(Excerpts from an interface dataset)
========================

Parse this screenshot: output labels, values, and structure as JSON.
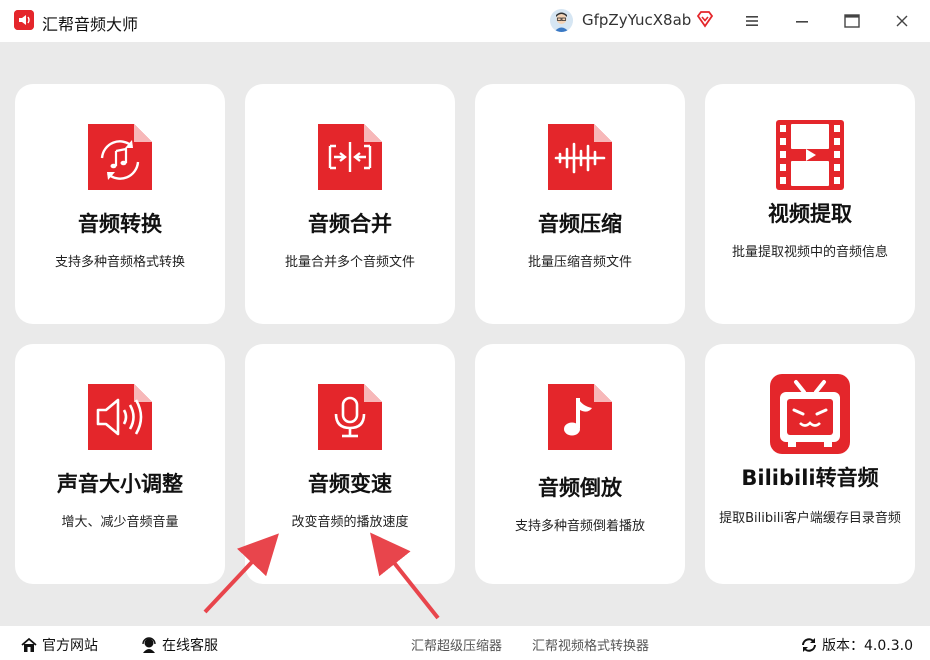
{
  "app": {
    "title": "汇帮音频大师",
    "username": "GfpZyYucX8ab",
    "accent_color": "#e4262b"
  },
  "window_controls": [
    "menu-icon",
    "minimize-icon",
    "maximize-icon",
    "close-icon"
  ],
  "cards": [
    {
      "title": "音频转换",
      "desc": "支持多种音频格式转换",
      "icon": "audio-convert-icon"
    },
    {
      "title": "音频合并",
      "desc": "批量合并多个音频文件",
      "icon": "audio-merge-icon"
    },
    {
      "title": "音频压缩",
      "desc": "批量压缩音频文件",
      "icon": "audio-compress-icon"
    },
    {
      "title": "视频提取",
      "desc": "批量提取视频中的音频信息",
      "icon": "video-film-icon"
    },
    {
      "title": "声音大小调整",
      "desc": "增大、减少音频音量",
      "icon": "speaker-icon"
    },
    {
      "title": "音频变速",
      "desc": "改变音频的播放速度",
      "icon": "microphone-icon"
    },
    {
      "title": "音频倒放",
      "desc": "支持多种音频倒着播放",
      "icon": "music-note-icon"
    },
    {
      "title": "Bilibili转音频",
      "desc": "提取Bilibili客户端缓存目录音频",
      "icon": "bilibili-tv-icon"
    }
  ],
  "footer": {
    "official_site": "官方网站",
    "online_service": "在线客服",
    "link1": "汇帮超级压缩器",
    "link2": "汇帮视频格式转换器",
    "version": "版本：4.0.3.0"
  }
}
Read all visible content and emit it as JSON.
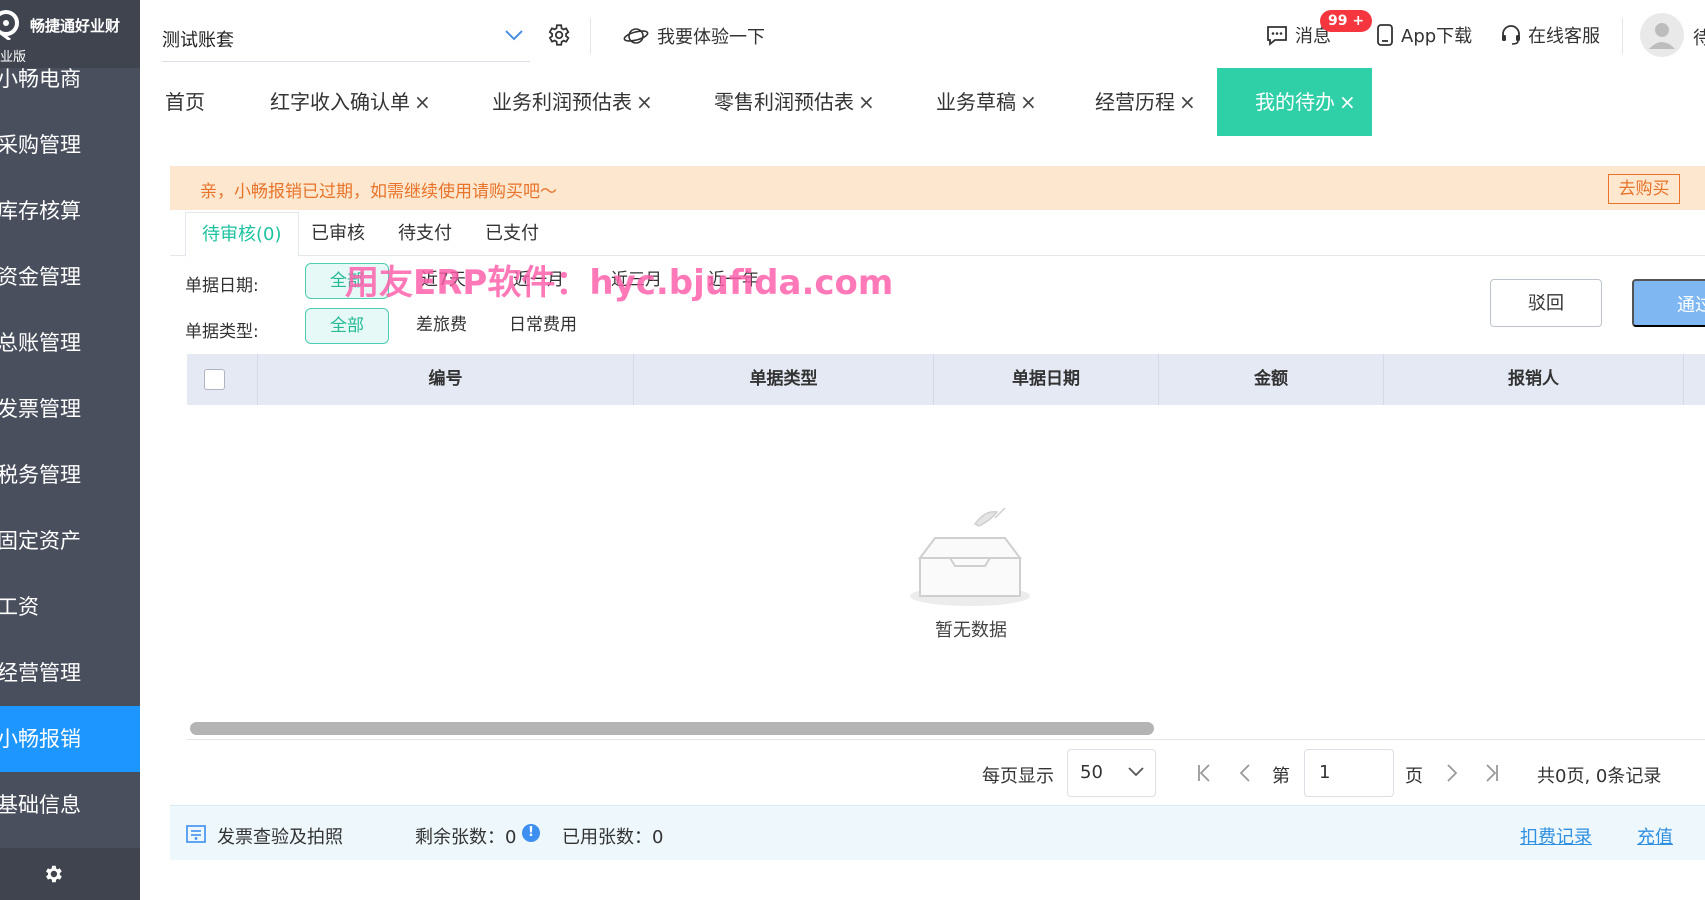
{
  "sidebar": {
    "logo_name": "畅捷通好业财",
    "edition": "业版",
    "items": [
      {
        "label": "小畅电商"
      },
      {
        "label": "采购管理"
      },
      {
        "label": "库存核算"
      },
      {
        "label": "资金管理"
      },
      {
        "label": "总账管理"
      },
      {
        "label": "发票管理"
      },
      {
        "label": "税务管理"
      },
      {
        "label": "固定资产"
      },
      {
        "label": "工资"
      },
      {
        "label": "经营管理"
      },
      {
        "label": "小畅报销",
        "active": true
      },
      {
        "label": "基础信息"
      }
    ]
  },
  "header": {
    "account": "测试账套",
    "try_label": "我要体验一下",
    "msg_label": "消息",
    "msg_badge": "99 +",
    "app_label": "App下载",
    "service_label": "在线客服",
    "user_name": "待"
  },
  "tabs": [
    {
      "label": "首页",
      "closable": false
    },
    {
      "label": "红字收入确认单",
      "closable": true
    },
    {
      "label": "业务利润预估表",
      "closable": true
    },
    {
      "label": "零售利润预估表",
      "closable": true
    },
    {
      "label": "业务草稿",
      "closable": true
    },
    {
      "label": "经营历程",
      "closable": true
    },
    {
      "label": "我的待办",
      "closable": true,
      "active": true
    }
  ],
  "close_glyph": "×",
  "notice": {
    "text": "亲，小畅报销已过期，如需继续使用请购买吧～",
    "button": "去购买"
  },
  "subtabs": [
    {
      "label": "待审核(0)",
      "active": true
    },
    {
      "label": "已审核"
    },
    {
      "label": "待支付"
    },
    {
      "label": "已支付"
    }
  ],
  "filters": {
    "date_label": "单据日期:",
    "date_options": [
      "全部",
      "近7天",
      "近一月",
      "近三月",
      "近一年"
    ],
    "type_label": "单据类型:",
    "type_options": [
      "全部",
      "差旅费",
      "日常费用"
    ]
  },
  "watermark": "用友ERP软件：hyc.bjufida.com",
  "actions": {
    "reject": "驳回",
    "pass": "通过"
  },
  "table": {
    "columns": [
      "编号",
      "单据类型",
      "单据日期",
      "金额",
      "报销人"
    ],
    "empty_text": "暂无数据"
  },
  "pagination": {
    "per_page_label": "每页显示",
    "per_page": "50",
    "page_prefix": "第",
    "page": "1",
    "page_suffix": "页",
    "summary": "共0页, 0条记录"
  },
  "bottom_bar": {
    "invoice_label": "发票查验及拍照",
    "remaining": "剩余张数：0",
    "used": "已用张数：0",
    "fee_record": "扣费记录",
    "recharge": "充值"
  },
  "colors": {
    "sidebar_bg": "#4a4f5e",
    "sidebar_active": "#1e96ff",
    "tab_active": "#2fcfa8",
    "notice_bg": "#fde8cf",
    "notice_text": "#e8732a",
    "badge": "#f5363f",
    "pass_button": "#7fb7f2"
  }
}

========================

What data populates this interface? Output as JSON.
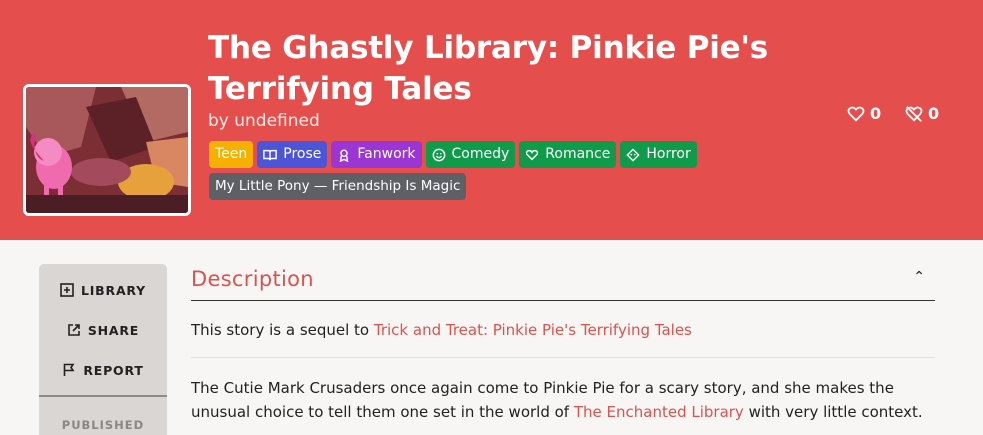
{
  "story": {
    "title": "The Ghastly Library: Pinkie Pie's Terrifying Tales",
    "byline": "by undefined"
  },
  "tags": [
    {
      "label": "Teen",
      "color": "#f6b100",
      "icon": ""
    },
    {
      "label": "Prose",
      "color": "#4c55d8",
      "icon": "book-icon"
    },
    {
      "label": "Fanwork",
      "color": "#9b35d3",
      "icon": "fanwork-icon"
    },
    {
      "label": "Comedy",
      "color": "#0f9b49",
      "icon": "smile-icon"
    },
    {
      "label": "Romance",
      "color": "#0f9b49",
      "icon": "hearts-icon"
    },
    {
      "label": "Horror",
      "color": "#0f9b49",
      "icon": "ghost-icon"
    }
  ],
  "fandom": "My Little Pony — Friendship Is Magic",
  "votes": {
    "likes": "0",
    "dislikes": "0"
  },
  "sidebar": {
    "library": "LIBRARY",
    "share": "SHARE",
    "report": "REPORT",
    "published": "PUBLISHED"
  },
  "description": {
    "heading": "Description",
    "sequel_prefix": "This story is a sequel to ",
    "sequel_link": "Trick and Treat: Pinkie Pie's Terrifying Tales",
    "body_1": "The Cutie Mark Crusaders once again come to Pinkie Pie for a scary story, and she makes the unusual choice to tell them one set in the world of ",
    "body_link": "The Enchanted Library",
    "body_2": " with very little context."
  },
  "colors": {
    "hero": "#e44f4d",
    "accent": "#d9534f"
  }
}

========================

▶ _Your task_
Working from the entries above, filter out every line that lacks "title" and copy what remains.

▶ _Response below_
    "title": "汇帮音频大师",
      "title": "音频转换",
      "title": "音频合并",
      "title": "音频压缩",
      "title": "视频提取",
      "title": "声音大小调整",
      "title": "音频变速",
      "title": "音频倒放",
      "title": "Bilibili转音频",
    "title": "The Ghastly Library: Pinkie Pie's Terrifying Tales",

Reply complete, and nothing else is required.